Summer Poetry Feature: Mary Ferrari’s Waiting
Mary Selby Ferrari was born in New Orleans in 1928. She grew up in Great Neck, Long Island, and was educated at the College of New Rochelle, New York University and Columbia University. She taught poetry workshops and other writing and literary courses and Iona College, the College of New Rochelle and The Poetry Project at St. Mark’s.
Her work has appeared in three previous collections of her own and in such magazines and anthologies as The World, Adventure in Poetry, Angel Hair, Broadway 1 and Broadway 2, Hanging Loose, Telephoneand New York Quarterly. She won the Dylan Thomas Memorial Award for Poetry at the New School.
Ferrari has four children. She lived in Paris for four years and has lived in Larchmont, NY for over thirty years. She and her late husband lived temporarily in South Africa, where she taught poetry to the street boys of Johannesburg and was a visiting lecturer in creative writing at the University of Witswatersrand.

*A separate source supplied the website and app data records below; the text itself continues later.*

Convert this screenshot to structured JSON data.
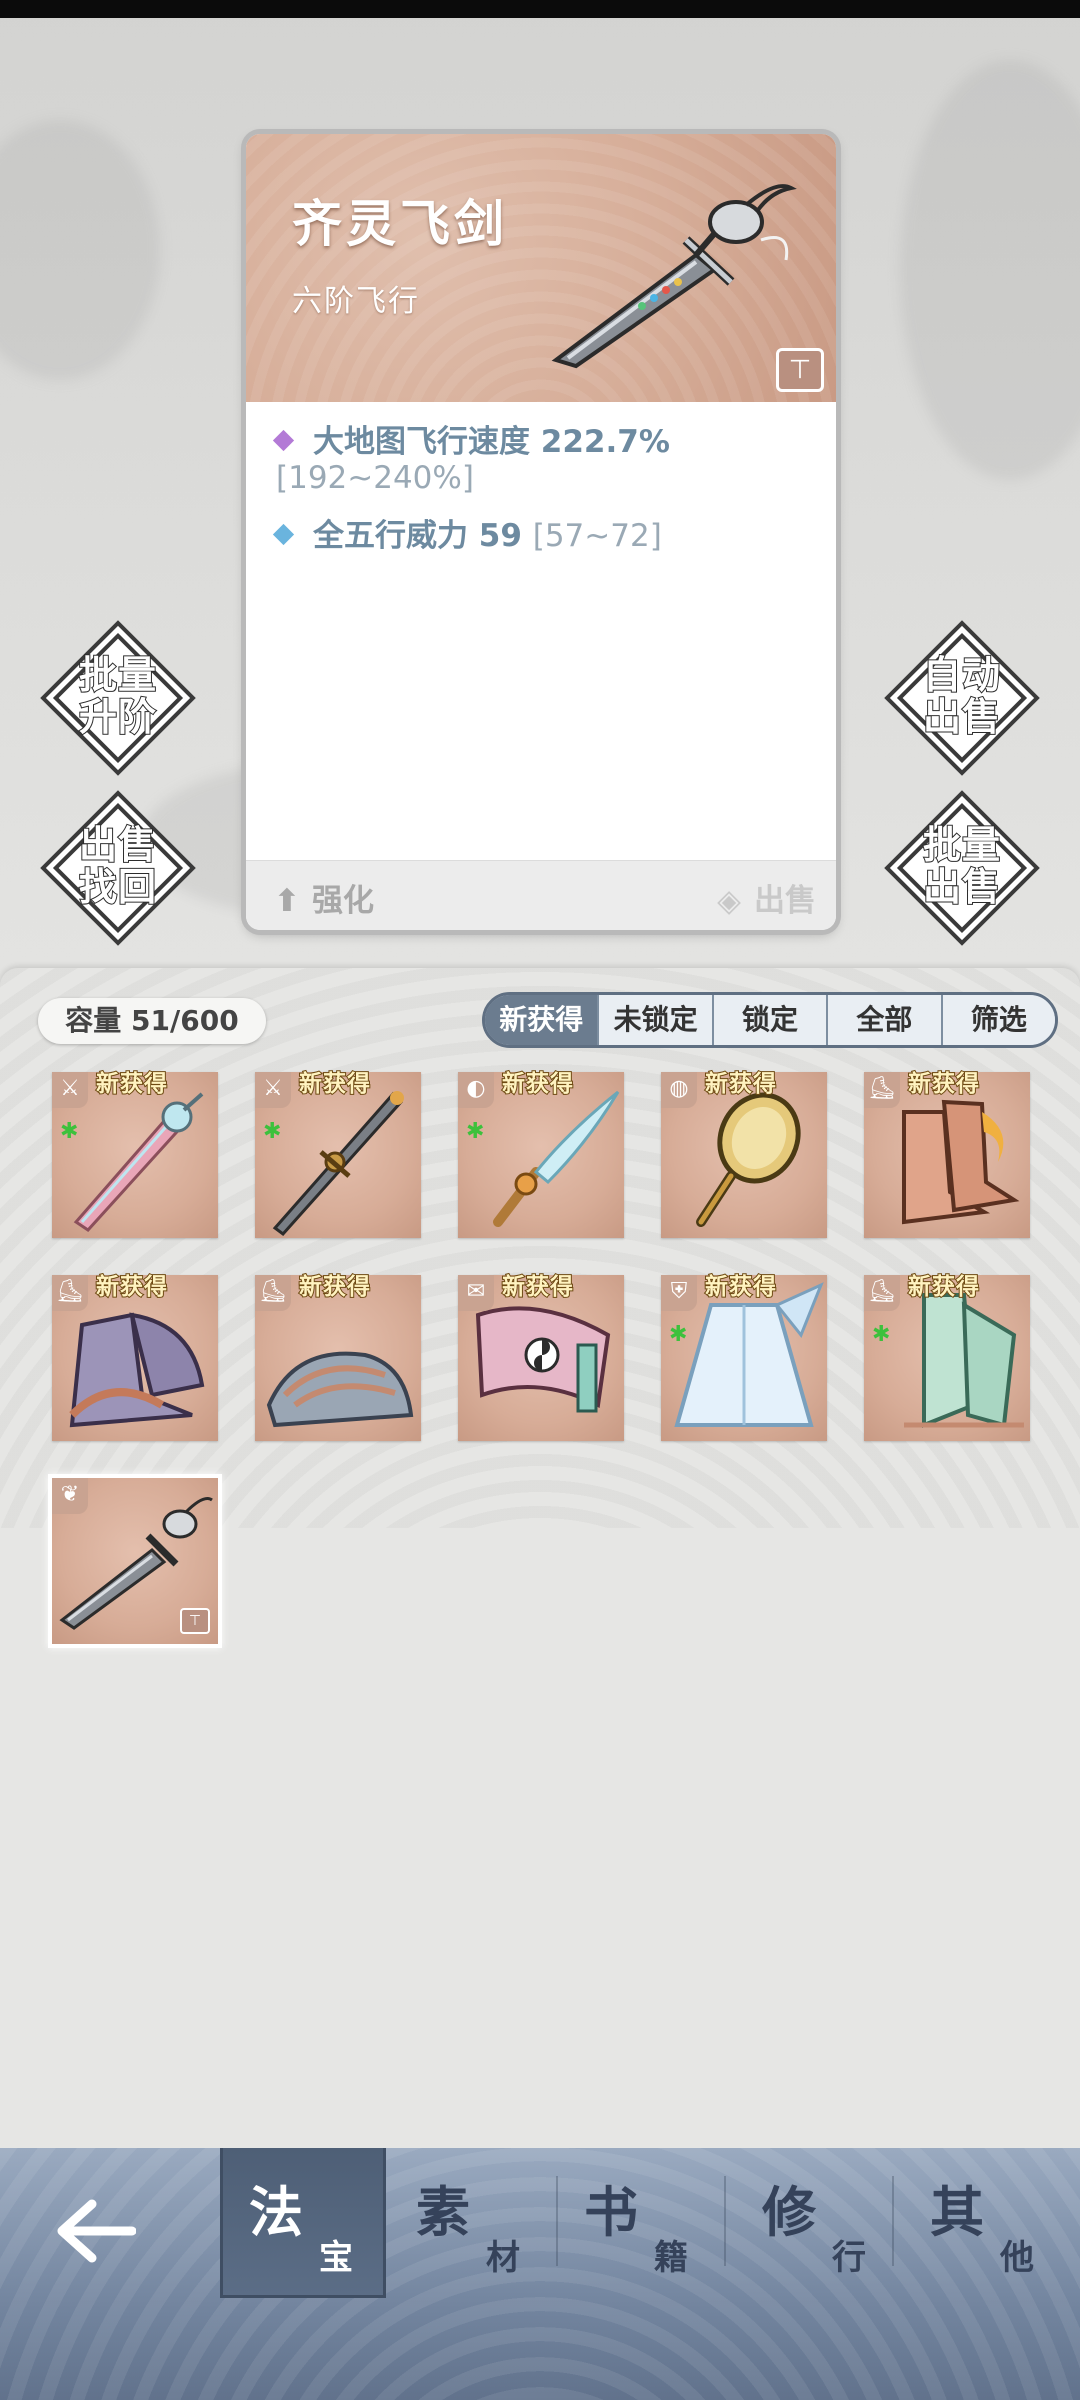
{
  "detail": {
    "name": "齐灵飞剑",
    "grade": "六阶飞行",
    "stats": [
      {
        "label": "大地图飞行速度 222.7%",
        "range": "[192~240%]",
        "color": "#b37ad6"
      },
      {
        "label": "全五行威力 59",
        "range": "[57~72]",
        "color": "#6ab4de"
      }
    ],
    "enhance_label": "强化",
    "sell_label": "出售",
    "lock_icon": "lock-icon"
  },
  "side_buttons": {
    "batch_upgrade": [
      "批量",
      "升阶"
    ],
    "auto_sell": [
      "自动",
      "出售"
    ],
    "sell_recover": [
      "出售",
      "找回"
    ],
    "batch_sell": [
      "批量",
      "出售"
    ]
  },
  "inventory": {
    "capacity_label": "容量 51/600",
    "filters": [
      {
        "label": "新获得",
        "active": true
      },
      {
        "label": "未锁定",
        "active": false
      },
      {
        "label": "锁定",
        "active": false
      },
      {
        "label": "全部",
        "active": false
      },
      {
        "label": "筛选",
        "active": false
      }
    ],
    "new_tag": "新获得",
    "items": [
      {
        "kind": "crystal-sword",
        "type_icon": "sword-type-icon",
        "is_new": true,
        "green_mark": true
      },
      {
        "kind": "long-sword",
        "type_icon": "sword-type-icon",
        "is_new": true,
        "green_mark": true
      },
      {
        "kind": "whisk",
        "type_icon": "spiral-type-icon",
        "is_new": true,
        "green_mark": true
      },
      {
        "kind": "mirror",
        "type_icon": "mirror-type-icon",
        "is_new": true,
        "green_mark": false
      },
      {
        "kind": "flame-boots",
        "type_icon": "boots-type-icon",
        "is_new": true,
        "green_mark": false
      },
      {
        "kind": "dragon-boots",
        "type_icon": "boots-type-icon",
        "is_new": true,
        "green_mark": false
      },
      {
        "kind": "cloud-shoes",
        "type_icon": "boots-type-icon",
        "is_new": true,
        "green_mark": false
      },
      {
        "kind": "scroll",
        "type_icon": "scroll-type-icon",
        "is_new": true,
        "green_mark": false
      },
      {
        "kind": "ice-robe",
        "type_icon": "armor-type-icon",
        "is_new": true,
        "green_mark": true
      },
      {
        "kind": "jade-boots",
        "type_icon": "boots-type-icon",
        "is_new": true,
        "green_mark": true
      },
      {
        "kind": "flying-sword",
        "type_icon": "wing-type-icon",
        "is_new": false,
        "green_mark": false,
        "selected": true,
        "locked": true
      }
    ]
  },
  "bottom_nav": {
    "back_icon": "back-arrow-icon",
    "tabs": [
      {
        "big": "法",
        "small": "宝",
        "active": true
      },
      {
        "big": "素",
        "small": "材",
        "active": false
      },
      {
        "big": "书",
        "small": "籍",
        "active": false
      },
      {
        "big": "修",
        "small": "行",
        "active": false
      },
      {
        "big": "其",
        "small": "他",
        "active": false
      }
    ]
  }
}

Her work has appeared in South African magazines The New Nation and Staffrider.
Today we are featuring her poem “Waiting”.
the winter of distances comes
like little onions somewhat grayish
pink, with vague vertical stripes
expanding at the horizon, yet motionless
perhaps I’ve done something wrong
should have telephoned someone
I see faces old school, new school
I hear a flock of small rains
I hear nothing, the tick of it
has come into my room
I’ll wait again tomorrow